Create recycled art dolls from common household junk that would otherwise end up in the recycling and/or trash bin. Bring a clean old sock (holes okay), a clean bottle (16 oz – 67 oz, plastic or glass beverage), candy wrappers, fabric scraps, and any other small, clean, colorful pieces of junk that you have been saving, and discover how a low temperature glue gun combined with some imagination can turn trash into fun figurines. Some junk, as well as all tools, will be provided. Participants will learn how to make 2 different kinds of dolls, as well as see examples of other kinds of recycled art dolls/figurative sculpture.
Yellow Plastic Trash Gyre Baby by Ruby Re-Usable
Can’t make it to Seattle? See examples of Ruby’s recycled art dolls HERE and HERE and HERE
Regina Hackett at Art To Go got the scoop (but why she titled her post Two Seattle Chandeliers when the artists in question are both from Tacoma makes me want to remind everyone everywhere that Seattle is NOT the only town in Washington State where art happens, but I digress), so Olympia Dumpster Divers went on a fact-finding mission to the Museum of Glass in Tacoma, WA to visit our friend, Barbara De Pirro, who has been working with the public in the education studio as an artist-in-residence for the past two months.
Barbara’s project was part of MOG’s Science of Art Program, exploring light: its qualities and interactions on various materials and surfaces. Since it is not feasible to have drop-in hands-on glass art activities happening in the studio (there is the Hot Shop where one can watch the amazing process at a safe distance), the projects in the education studio utilize other media, such as recycled materials, which are readily available and economical, and ecological, too.
As Regina pointed out in her post, one can find similarities to Dale Chihuly in De Pirro’s project.
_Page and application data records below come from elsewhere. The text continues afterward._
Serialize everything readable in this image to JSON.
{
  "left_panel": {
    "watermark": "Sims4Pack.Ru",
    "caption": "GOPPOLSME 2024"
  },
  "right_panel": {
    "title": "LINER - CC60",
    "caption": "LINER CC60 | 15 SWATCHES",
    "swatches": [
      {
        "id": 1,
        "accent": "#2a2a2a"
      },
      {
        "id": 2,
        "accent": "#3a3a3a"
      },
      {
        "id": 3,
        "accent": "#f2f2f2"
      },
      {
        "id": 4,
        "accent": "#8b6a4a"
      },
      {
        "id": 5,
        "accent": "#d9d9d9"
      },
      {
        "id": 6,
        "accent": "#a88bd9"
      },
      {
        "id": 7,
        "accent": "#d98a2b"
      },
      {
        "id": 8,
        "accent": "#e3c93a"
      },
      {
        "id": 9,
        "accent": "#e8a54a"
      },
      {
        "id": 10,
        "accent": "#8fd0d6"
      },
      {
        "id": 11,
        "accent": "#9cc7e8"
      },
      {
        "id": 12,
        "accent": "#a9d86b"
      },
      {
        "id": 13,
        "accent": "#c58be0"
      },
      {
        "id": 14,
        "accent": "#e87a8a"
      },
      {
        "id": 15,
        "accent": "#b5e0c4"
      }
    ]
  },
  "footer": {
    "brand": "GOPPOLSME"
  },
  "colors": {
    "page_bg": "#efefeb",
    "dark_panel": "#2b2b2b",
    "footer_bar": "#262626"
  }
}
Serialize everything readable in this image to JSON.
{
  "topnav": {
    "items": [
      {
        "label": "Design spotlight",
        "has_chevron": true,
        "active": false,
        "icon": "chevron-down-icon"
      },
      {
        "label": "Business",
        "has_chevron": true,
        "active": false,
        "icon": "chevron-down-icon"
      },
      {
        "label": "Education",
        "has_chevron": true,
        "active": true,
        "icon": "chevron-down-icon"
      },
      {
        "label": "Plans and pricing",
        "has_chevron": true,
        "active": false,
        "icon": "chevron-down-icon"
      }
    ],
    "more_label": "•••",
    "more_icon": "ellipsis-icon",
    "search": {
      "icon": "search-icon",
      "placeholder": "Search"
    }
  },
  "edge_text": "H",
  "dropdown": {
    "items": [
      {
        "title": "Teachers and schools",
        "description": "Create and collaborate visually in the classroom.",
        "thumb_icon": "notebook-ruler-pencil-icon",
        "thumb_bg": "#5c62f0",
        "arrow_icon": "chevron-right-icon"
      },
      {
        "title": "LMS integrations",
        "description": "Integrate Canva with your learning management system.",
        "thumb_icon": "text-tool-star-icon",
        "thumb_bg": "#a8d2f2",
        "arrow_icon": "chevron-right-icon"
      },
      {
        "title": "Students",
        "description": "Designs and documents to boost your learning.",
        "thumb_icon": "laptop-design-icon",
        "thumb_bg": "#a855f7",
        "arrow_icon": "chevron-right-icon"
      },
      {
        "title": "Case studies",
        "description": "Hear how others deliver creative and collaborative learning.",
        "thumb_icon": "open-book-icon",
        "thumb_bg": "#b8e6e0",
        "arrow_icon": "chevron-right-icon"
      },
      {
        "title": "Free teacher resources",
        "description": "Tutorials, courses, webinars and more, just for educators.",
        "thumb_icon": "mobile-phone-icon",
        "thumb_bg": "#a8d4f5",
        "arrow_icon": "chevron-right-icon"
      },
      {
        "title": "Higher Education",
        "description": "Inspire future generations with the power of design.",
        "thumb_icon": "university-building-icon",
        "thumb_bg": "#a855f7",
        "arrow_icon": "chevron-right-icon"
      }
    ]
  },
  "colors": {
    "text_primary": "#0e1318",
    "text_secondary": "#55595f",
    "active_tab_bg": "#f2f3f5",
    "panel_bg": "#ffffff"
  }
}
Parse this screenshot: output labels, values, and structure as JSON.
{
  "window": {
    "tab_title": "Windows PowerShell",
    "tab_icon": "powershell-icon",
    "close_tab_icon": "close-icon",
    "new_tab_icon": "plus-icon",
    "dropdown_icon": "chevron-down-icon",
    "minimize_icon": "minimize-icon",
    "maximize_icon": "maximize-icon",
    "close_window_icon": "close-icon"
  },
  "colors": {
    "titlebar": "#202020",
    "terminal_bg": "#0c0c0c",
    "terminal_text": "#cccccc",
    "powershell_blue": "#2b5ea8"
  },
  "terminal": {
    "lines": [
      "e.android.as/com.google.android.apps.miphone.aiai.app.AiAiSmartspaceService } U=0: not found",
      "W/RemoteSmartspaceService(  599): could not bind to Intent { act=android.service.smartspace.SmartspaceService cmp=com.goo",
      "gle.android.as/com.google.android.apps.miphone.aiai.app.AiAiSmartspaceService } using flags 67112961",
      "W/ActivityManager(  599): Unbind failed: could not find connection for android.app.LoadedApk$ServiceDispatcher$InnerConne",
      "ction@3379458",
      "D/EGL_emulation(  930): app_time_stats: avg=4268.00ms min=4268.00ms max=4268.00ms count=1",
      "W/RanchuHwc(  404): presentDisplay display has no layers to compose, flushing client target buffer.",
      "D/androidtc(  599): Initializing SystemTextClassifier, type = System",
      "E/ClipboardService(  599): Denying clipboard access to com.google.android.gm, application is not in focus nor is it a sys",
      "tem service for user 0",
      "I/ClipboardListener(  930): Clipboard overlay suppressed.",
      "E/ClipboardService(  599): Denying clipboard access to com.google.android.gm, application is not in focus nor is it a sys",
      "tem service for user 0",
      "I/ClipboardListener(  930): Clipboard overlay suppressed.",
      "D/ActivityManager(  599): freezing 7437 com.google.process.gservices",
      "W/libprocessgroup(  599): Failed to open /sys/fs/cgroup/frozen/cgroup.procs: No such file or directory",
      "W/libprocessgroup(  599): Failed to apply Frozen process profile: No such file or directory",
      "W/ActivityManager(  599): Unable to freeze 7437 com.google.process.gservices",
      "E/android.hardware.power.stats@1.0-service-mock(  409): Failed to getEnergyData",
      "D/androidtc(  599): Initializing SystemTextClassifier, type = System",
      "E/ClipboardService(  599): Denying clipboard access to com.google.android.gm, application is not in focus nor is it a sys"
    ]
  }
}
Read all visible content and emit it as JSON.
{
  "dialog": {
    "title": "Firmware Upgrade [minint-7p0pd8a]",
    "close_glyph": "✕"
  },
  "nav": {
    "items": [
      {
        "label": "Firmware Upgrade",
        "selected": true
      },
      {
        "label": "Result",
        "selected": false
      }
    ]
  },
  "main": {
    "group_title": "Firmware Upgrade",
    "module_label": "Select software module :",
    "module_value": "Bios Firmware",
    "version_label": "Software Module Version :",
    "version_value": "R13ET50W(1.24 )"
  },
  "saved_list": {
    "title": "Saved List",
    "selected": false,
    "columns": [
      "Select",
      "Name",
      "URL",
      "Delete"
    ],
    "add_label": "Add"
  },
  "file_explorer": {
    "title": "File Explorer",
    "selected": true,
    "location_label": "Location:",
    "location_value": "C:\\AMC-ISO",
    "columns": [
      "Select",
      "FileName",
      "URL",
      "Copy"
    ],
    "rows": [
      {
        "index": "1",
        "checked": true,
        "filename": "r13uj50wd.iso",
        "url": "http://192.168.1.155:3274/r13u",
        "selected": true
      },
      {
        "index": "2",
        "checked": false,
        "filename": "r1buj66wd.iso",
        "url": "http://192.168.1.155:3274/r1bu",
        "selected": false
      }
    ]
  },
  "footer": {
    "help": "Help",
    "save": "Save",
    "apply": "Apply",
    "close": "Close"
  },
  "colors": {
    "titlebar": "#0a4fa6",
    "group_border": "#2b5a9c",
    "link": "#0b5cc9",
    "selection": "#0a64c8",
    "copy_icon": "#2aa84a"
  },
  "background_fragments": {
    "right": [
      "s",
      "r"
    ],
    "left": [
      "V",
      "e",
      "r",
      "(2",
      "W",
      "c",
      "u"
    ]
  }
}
Not only is she making decorative chandeliers, but her installation in the education studio has an underwater aquatic theme ala many of Chihuly’s pieces, including the beautiful Bridge of Glass ceiling.
See more pics of how Barbara De Pirro created art from everyday objects at the Museum of Glass HERE. Make Art Not Waste!
who’d a thunk that the WSJ would become my fav source for recycled art news?! Shout out to our friend Robin Worley aka Rayona Visqueen, who has been doing the trash fashion thing since like 1988; go Robin, Nancy, and all you flashy, trashy gals!
Ruby Re-Usable presented a special 3 part workshop at The Evergreen State College for the Imagining the Body program, where she worked with over 80 TESC students and their 4 professors to create Identity Dolls from Detritus. These dolls are now on display at The Evergreen State College Library until the end of winter quarter.
Ruby Re-Usable loves recycled art and she loves dolls, so finding a flickr group dedicated to Recycled Art Dolls was a dream come true; check it out HERE
While we were in Seattle the other week, we caught up with Kim Groff-Harrington and made plans for a recycled art doll trade. We also have promised to trade with Jessica Geiger for one of her amazing and sometimes disturbing dolls.
Kim Groff-Harrington with her recycled bottle cap and tin art doll